The field of choices for e-readers. While I am very happy with my Kindle, some other choices are rolling out.
On Wednesday, iRex Technologies, a spinoff of Royal Philips Electronics that already makes one of Europe’s best-known e-readers, plans to announce that it is entering the United States market with a $399 touch-screen e-reader.
Owners of the new iRex DR800SG will be able to buy digital books and newspapers wirelessly over the 3G network of Verizon, which is joining AT&T and Sprint in supporting such devices. And by next month, the iRex will be sold at a few hundred Best Buy stores, along with the Sony Reader and similar products.
By all accounts, e-readers are set to have a breakout year. Slightly more than one million of them were sold globally in 2008, according to the market research firm iSuppli. The firm predicts that 5.2 million will be sold this year, more than half of them in North America, driven by the popularity and promotion of the Kindle, which is available only through Amazon’s Web site. [More]
But wait - there are more coming!
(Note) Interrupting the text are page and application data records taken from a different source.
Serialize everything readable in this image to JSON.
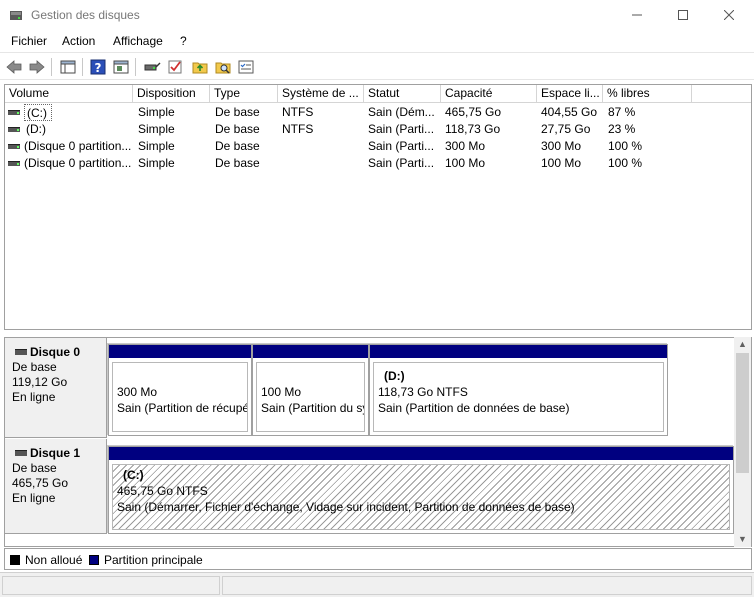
{
  "window": {
    "title": "Gestion des disques"
  },
  "menu": [
    {
      "label": "Fichier"
    },
    {
      "label": "Action"
    },
    {
      "label": "Affichage"
    },
    {
      "label": "?"
    }
  ],
  "toolbar": [
    {
      "icon": "back-arrow-icon"
    },
    {
      "icon": "forward-arrow-icon"
    },
    {
      "icon": "console-tree-icon"
    },
    {
      "icon": "help-icon"
    },
    {
      "icon": "properties-window-icon"
    },
    {
      "icon": "connect-disk-icon"
    },
    {
      "icon": "checklist-icon"
    },
    {
      "icon": "folder-up-icon"
    },
    {
      "icon": "folder-search-icon"
    },
    {
      "icon": "settings-list-icon"
    }
  ],
  "volume_list": {
    "columns": [
      "Volume",
      "Disposition",
      "Type",
      "Système de ...",
      "Statut",
      "Capacité",
      "Espace li...",
      "% libres"
    ],
    "rows": [
      [
        "(C:)",
        "Simple",
        "De base",
        "NTFS",
        "Sain (Dém...",
        "465,75 Go",
        "404,55 Go",
        "87 %"
      ],
      [
        "(D:)",
        "Simple",
        "De base",
        "NTFS",
        "Sain (Parti...",
        "118,73 Go",
        "27,75 Go",
        "23 %"
      ],
      [
        "(Disque 0 partition...",
        "Simple",
        "De base",
        "",
        "Sain (Parti...",
        "300 Mo",
        "300 Mo",
        "100 %"
      ],
      [
        "(Disque 0 partition...",
        "Simple",
        "De base",
        "",
        "Sain (Parti...",
        "100 Mo",
        "100 Mo",
        "100 %"
      ]
    ]
  },
  "disks": [
    {
      "name": "Disque 0",
      "type": "De base",
      "size": "119,12 Go",
      "state": "En ligne",
      "partitions": [
        {
          "label": "",
          "size": "300 Mo",
          "status": "Sain (Partition de récupé"
        },
        {
          "label": "",
          "size": "100 Mo",
          "status": "Sain (Partition du sy"
        },
        {
          "label": "(D:)",
          "size": "118,73 Go NTFS",
          "status": "Sain (Partition de données de base)"
        }
      ]
    },
    {
      "name": "Disque 1",
      "type": "De base",
      "size": "465,75 Go",
      "state": "En ligne",
      "partitions": [
        {
          "label": "(C:)",
          "size": "465,75 Go NTFS",
          "status": "Sain (Démarrer, Fichier d'échange, Vidage sur incident, Partition de données de base)"
        }
      ]
    }
  ],
  "legend": [
    {
      "label": "Non alloué",
      "color": "#000000"
    },
    {
      "label": "Partition principale",
      "color": "#000080"
    }
  ]
}
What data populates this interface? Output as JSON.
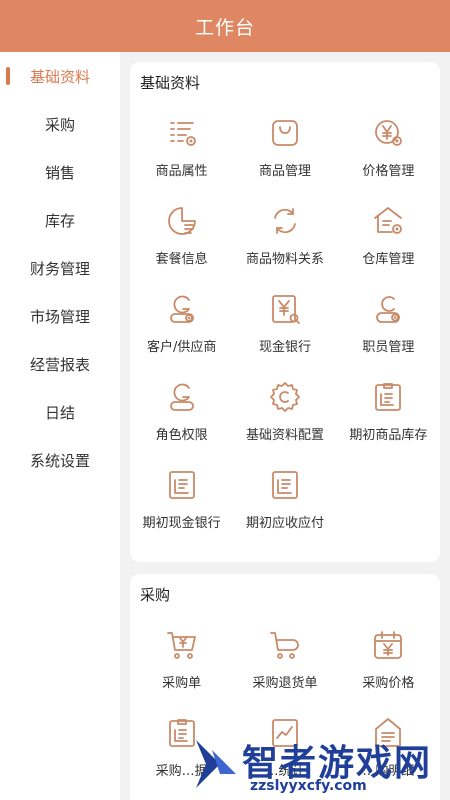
{
  "header": {
    "title": "工作台"
  },
  "sidebar": {
    "items": [
      {
        "label": "基础资料",
        "active": true
      },
      {
        "label": "采购"
      },
      {
        "label": "销售"
      },
      {
        "label": "库存"
      },
      {
        "label": "财务管理"
      },
      {
        "label": "市场管理"
      },
      {
        "label": "经营报表"
      },
      {
        "label": "日结"
      },
      {
        "label": "系统设置"
      }
    ]
  },
  "sections": [
    {
      "title": "基础资料",
      "items": [
        {
          "label": "商品属性",
          "icon": "list-icon"
        },
        {
          "label": "商品管理",
          "icon": "bag-icon"
        },
        {
          "label": "价格管理",
          "icon": "yen-coin-icon"
        },
        {
          "label": "套餐信息",
          "icon": "package-icon"
        },
        {
          "label": "商品物料关系",
          "icon": "refresh-icon"
        },
        {
          "label": "仓库管理",
          "icon": "warehouse-icon"
        },
        {
          "label": "客户/供应商",
          "icon": "customer-icon"
        },
        {
          "label": "现金银行",
          "icon": "cash-bank-icon"
        },
        {
          "label": "职员管理",
          "icon": "staff-icon"
        },
        {
          "label": "角色权限",
          "icon": "role-icon"
        },
        {
          "label": "基础资料配置",
          "icon": "settings-gear-icon"
        },
        {
          "label": "期初商品库存",
          "icon": "clipboard-icon"
        },
        {
          "label": "期初现金银行",
          "icon": "document-icon"
        },
        {
          "label": "期初应收应付",
          "icon": "document-icon"
        }
      ]
    },
    {
      "title": "采购",
      "items": [
        {
          "label": "采购单",
          "icon": "cart-yen-icon"
        },
        {
          "label": "采购退货单",
          "icon": "cart-return-icon"
        },
        {
          "label": "采购价格",
          "icon": "calendar-yen-icon"
        },
        {
          "label": "采购…据",
          "icon": "clipboard-icon"
        },
        {
          "label": "…统计",
          "icon": "chart-icon"
        },
        {
          "label": "…购明细",
          "icon": "detail-icon"
        }
      ]
    }
  ],
  "watermark": {
    "title": "智者游戏网",
    "url": "zzslyyxcfy.com"
  },
  "colors": {
    "header": "#de8762",
    "accent": "#d9794f",
    "icon": "#c98a68"
  }
}
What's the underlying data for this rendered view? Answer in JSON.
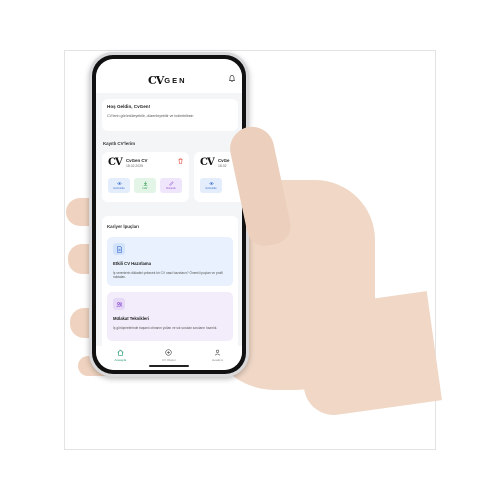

It is hard to explain to others how fundamentally my Kindle has altered my approach to reading. That evolution is just beginning. Where these devices can take us is pretty mind-boggling.
For starters, think about what happened because of the printing press: The ability to duplicate, and make permanent, ideas that were contained in books created a surge in innovation that the world had never seen before. Now, the ability to digitally search millions of books instantly will make finding all that information easier yet again. Expect ideas to proliferate -- and innovation to bloom -- just as it did in the centuries after Gutenberg.
Think about it. Before too long, you'll be able to create a kind of shadow version of your entire library, including every book you've ever read -- as a child, as a teenager, as a college student, as an adult. Every word in that library will be searchable. It is hard to overstate the impact that this kind of shift will have on scholarship. Entirely new forms of discovery will be possible. Imagine a software tool that scans through the bibliographies of the 20 books you've read on a specific topic, and comes up with the most-cited work in those bibliographies that you haven't encountered yet. [More]
It could be e-readers will simply be precursors to yet another smart-phone function, but the physical screen size would require different old eyes than mine. In order to get the font large enough to see on my Blackberry, for example, I could only read words of about 7 letters or so (heh).
The rapidly approaching moment is finding a universal format so the millions of books Google has scanned and those Amazon sells can be downloaded to any e-reader. Given the frustrating fractionation of our communications industry that sync-up could be too long in coming for my taste.
Even more curious is the idea that reading and writing may not have been made extinct by talking. When phones made letters virtually obsolete, the last thing any of us imagined was the text handling features would become as popular, i.e. Twitter. In fact, my generation may be a low point in reading and writing compared to talking.
Like many small technology changes with disproportionately huge implications, today's e-readers could be one of those things we look back on like our bag-phones.